### Problem statement:
Scan the entries for lines with the word "heading", then copy those lines.

Stored items from a collection:
• • • • •

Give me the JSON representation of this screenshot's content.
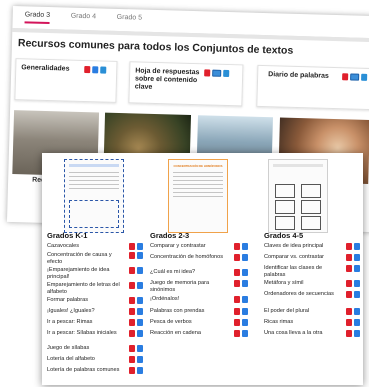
{
  "tabs": [
    "Grado 3",
    "Grado 4",
    "Grado 5"
  ],
  "title": "Recursos comunes para todos los Conjuntos de textos",
  "cards": [
    "Generalidades",
    "Hoja de respuestas sobre el contenido clave",
    "Diario de palabras"
  ],
  "photo_label": "Recic",
  "columns": [
    {
      "heading": "Grados K-1",
      "items": [
        "Cazavocales",
        "Concentración de causa y efecto",
        "¡Emparejamiento de idea principal!",
        "Emparejamiento de letras del alfabeto",
        "Formar palabras",
        "¡Iguales! ¿Iguales?",
        "Ir a pescar: Rimas",
        "Ir a pescar: Sílabas iniciales",
        "Juego de sílabas",
        "Lotería del alfabeto",
        "Lotería de palabras comunes"
      ]
    },
    {
      "heading": "Grados 2-3",
      "items": [
        "Comparar y contrastar",
        "Concentración de homófonos",
        "¿Cuál es mi idea?",
        "Juego de memoria para sinónimos",
        "¡Ordénalos!",
        "Palabras con prendas",
        "Pesca de verbos",
        "Reacción en cadena"
      ]
    },
    {
      "heading": "Grados 4-5",
      "items": [
        "Claves de idea principal",
        "Comparar vs. contrastar",
        "Identificar las clases de palabras",
        "Metáfora y símil",
        "Ordenadores de secuencias",
        "El poder del plural",
        "Ricas rimas",
        "Una cosa lleva a la otra"
      ]
    }
  ],
  "thumbs": [
    "CONCENTRACIÓN DE HOMÓFONOS"
  ],
  "colors": {
    "accent": "#d3145a",
    "pdf": "#e0202c",
    "download": "#2a7de1"
  },
  "icons": [
    "pdf-icon",
    "download-icon",
    "monitor-icon"
  ]
}
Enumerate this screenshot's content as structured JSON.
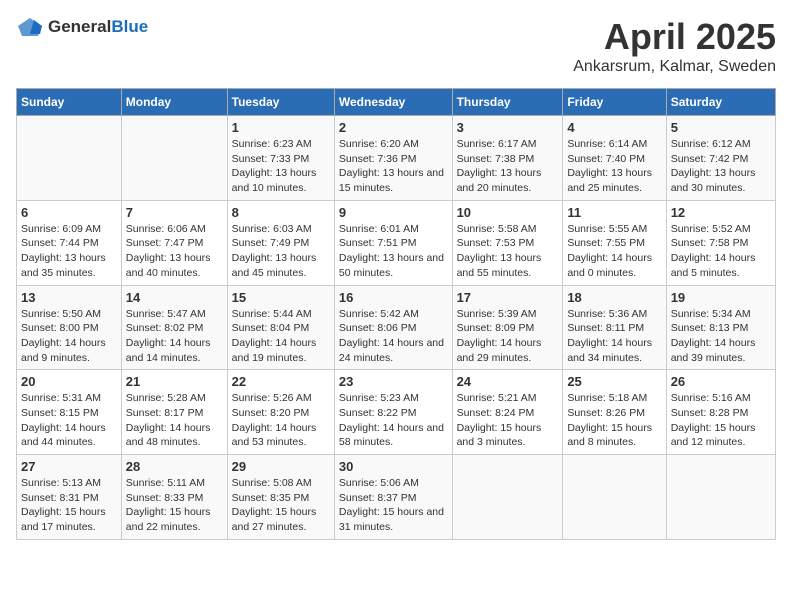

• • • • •

### Answer space:
      "heading": "Grados K-1",
      "heading": "Grados 2-3",
      "heading": "Grados 4-5",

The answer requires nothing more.